#### ENTRIES PROVIDED:
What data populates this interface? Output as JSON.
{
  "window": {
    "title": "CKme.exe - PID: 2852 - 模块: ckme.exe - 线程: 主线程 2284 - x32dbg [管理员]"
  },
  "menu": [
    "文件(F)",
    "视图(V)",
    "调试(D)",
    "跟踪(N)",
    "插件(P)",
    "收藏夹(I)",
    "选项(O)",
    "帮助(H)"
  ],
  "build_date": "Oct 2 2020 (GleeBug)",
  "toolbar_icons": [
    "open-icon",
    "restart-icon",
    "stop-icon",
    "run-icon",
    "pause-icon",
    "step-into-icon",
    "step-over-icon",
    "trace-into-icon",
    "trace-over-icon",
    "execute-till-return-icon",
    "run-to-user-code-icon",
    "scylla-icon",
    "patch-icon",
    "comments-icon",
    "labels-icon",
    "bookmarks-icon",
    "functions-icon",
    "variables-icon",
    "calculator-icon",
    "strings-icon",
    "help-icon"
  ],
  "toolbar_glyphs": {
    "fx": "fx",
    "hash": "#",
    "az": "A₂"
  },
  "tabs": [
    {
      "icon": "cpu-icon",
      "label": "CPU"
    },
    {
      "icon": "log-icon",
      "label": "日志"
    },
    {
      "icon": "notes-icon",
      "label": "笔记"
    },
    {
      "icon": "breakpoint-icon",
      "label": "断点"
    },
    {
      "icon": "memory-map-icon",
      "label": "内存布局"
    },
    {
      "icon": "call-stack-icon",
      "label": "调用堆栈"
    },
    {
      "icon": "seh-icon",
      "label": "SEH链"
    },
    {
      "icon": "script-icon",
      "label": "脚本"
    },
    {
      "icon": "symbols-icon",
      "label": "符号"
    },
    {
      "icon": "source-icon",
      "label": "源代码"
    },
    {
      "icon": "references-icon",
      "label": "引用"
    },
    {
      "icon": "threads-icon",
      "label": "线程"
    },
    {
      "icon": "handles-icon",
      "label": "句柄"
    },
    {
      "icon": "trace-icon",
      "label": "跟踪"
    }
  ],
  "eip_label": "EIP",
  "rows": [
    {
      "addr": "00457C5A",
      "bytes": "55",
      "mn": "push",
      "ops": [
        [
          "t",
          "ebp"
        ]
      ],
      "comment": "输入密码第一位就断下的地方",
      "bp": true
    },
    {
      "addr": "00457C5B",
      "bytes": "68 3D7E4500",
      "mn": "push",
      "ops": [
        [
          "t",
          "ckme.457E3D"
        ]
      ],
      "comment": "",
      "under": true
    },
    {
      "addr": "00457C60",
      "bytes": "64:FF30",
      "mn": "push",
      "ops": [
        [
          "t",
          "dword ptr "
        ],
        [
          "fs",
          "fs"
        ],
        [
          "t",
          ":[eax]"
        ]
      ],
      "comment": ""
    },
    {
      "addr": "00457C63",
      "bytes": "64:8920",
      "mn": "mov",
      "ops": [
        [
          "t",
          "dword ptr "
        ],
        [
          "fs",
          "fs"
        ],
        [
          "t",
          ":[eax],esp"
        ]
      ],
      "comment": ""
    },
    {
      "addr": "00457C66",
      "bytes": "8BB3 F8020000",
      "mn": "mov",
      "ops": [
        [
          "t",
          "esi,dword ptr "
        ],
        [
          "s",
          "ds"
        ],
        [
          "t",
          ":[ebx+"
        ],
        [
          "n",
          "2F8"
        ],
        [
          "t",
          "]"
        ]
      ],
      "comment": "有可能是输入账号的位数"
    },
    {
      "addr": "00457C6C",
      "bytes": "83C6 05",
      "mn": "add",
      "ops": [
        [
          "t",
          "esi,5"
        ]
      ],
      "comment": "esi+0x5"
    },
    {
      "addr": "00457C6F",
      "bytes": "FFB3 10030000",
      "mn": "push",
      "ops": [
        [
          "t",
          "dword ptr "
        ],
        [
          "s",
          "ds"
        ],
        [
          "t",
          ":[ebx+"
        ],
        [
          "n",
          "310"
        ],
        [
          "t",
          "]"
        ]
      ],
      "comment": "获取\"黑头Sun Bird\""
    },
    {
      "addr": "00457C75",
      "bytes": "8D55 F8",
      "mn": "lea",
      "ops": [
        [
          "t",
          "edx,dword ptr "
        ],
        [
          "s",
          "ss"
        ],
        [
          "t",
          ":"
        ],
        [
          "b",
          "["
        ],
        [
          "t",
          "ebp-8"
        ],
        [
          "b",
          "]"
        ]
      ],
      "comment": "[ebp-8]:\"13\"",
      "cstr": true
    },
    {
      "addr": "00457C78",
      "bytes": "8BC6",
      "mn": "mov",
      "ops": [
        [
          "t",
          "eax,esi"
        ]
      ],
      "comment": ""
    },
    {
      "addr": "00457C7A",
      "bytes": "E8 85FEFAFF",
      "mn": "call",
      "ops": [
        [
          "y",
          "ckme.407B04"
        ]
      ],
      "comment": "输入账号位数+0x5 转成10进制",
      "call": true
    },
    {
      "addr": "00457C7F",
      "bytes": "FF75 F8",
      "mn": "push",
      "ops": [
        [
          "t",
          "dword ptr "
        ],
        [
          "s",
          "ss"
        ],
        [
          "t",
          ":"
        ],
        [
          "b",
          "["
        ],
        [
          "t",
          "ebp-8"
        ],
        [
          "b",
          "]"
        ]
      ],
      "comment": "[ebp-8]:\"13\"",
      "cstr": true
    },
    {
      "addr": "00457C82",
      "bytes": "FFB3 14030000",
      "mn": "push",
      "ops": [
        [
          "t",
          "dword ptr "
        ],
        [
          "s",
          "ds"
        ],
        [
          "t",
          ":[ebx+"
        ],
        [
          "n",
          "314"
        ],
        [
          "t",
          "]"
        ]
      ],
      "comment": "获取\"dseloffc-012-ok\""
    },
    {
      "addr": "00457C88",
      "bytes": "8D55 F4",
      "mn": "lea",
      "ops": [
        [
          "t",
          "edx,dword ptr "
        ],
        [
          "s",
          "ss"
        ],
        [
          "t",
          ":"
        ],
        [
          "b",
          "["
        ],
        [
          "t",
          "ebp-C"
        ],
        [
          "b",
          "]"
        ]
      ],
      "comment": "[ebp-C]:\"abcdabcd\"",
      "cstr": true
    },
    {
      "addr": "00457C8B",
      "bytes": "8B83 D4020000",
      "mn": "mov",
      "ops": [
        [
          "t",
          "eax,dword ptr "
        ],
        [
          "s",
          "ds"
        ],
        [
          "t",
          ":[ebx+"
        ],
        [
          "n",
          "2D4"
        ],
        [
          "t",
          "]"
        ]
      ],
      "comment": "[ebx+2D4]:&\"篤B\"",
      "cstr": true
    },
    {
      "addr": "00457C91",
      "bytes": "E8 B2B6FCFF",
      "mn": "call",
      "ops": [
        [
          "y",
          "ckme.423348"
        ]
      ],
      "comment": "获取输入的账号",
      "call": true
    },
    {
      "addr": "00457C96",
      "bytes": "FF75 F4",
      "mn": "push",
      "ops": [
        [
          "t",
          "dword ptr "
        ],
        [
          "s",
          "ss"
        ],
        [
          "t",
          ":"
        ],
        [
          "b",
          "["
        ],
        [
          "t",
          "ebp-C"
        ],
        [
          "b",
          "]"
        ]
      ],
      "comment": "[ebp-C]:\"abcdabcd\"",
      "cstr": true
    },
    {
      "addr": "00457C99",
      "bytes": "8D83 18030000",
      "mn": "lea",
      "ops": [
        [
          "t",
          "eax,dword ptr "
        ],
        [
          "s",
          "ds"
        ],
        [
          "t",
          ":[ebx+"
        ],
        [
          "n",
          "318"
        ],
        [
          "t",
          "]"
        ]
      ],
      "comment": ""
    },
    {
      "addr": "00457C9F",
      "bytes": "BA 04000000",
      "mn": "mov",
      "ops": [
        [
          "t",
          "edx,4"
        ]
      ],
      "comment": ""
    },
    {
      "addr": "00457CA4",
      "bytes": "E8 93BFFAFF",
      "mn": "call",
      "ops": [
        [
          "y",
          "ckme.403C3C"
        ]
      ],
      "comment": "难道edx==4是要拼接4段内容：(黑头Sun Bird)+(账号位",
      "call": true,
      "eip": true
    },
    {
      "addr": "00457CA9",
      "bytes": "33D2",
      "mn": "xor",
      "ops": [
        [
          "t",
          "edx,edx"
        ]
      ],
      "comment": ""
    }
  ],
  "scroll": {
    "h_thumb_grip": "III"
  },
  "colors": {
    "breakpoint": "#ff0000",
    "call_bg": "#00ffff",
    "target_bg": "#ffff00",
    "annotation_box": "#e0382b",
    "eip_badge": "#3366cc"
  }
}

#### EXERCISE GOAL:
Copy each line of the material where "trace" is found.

#### ANSWER FOR THE TASK:
    "trace-into-icon",
    "trace-over-icon",
      "icon": "trace-icon",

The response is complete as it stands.